- [WHAT THE TASK ASKS] Reproduce the following material exactly, including every line.

--------

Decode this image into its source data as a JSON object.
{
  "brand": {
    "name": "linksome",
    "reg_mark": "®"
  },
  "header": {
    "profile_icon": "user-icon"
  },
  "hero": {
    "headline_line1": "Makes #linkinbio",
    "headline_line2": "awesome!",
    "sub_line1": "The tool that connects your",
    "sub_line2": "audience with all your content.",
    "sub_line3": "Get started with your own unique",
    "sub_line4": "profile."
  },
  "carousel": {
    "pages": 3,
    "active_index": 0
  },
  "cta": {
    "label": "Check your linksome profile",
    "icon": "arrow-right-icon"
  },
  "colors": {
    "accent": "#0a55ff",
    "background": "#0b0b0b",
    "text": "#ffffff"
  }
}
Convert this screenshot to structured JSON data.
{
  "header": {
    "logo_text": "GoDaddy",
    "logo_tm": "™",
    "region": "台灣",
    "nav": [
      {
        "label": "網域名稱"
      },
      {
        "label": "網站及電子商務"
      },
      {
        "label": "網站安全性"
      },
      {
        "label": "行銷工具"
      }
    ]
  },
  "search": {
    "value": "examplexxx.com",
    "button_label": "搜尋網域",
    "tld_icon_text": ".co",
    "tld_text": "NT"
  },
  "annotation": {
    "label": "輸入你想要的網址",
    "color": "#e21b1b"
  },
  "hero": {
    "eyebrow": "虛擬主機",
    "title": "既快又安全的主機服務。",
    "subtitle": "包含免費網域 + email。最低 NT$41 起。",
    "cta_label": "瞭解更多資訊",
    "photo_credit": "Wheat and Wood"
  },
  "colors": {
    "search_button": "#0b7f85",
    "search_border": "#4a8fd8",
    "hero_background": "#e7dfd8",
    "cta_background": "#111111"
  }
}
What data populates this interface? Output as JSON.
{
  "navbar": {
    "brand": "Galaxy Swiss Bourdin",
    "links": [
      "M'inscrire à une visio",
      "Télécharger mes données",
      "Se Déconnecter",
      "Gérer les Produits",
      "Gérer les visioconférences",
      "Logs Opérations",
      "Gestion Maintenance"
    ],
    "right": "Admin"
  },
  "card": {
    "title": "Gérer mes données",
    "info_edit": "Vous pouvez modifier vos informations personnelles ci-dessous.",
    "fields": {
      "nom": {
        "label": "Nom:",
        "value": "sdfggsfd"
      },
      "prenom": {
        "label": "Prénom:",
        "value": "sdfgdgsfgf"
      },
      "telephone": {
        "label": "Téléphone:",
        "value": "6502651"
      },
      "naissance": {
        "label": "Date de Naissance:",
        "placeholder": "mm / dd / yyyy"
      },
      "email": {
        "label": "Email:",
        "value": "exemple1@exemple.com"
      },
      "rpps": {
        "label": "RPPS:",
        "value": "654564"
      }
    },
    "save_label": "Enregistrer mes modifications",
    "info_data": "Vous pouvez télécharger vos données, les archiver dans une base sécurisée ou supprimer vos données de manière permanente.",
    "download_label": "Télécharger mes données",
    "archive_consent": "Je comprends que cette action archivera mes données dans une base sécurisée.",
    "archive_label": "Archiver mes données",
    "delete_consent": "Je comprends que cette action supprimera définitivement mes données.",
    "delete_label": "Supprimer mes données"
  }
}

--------

- [OUTPUT]
Decode this image into its source data as a JSON object.
{
  "brand": {
    "name": "linksome",
    "reg_mark": "®"
  },
  "header": {
    "profile_icon": "user-icon"
  },
  "hero": {
    "headline_line1": "Makes #linkinbio",
    "headline_line2": "awesome!",
    "sub_line1": "The tool that connects your",
    "sub_line2": "audience with all your content.",
    "sub_line3": "Get started with your own unique",
    "sub_line4": "profile."
  },
  "carousel": {
    "pages": 3,
    "active_index": 0
  },
  "cta": {
    "label": "Check your linksome profile",
    "icon": "arrow-right-icon"
  },
  "colors": {
    "accent": "#0a55ff",
    "background": "#0b0b0b",
    "text": "#ffffff"
  }
}
Convert this screenshot to structured JSON data.
{
  "header": {
    "logo_text": "GoDaddy",
    "logo_tm": "™",
    "region": "台灣",
    "nav": [
      {
        "label": "網域名稱"
      },
      {
        "label": "網站及電子商務"
      },
      {
        "label": "網站安全性"
      },
      {
        "label": "行銷工具"
      }
    ]
  },
  "search": {
    "value": "examplexxx.com",
    "button_label": "搜尋網域",
    "tld_icon_text": ".co",
    "tld_text": "NT"
  },
  "annotation": {
    "label": "輸入你想要的網址",
    "color": "#e21b1b"
  },
  "hero": {
    "eyebrow": "虛擬主機",
    "title": "既快又安全的主機服務。",
    "subtitle": "包含免費網域 + email。最低 NT$41 起。",
    "cta_label": "瞭解更多資訊",
    "photo_credit": "Wheat and Wood"
  },
  "colors": {
    "search_button": "#0b7f85",
    "search_border": "#4a8fd8",
    "hero_background": "#e7dfd8",
    "cta_background": "#111111"
  }
}
What data populates this interface? Output as JSON.
{
  "navbar": {
    "brand": "Galaxy Swiss Bourdin",
    "links": [
      "M'inscrire à une visio",
      "Télécharger mes données",
      "Se Déconnecter",
      "Gérer les Produits",
      "Gérer les visioconférences",
      "Logs Opérations",
      "Gestion Maintenance"
    ],
    "right": "Admin"
  },
  "card": {
    "title": "Gérer mes données",
    "info_edit": "Vous pouvez modifier vos informations personnelles ci-dessous.",
    "fields": {
      "nom": {
        "label": "Nom:",
        "value": "sdfggsfd"
      },
      "prenom": {
        "label": "Prénom:",
        "value": "sdfgdgsfgf"
      },
      "telephone": {
        "label": "Téléphone:",
        "value": "6502651"
      },
      "naissance": {
        "label": "Date de Naissance:",
        "placeholder": "mm / dd / yyyy"
      },
      "email": {
        "label": "Email:",
        "value": "exemple1@exemple.com"
      },
      "rpps": {
        "label": "RPPS:",
        "value": "654564"
      }
    },
    "save_label": "Enregistrer mes modifications",
    "info_data": "Vous pouvez télécharger vos données, les archiver dans une base sécurisée ou supprimer vos données de manière permanente.",
    "download_label": "Télécharger mes données",
    "archive_consent": "Je comprends que cette action archivera mes données dans une base sécurisée.",
    "archive_label": "Archiver mes données",
    "delete_consent": "Je comprends que cette action supprimera définitivement mes données.",
    "delete_label": "Supprimer mes données"
  }
}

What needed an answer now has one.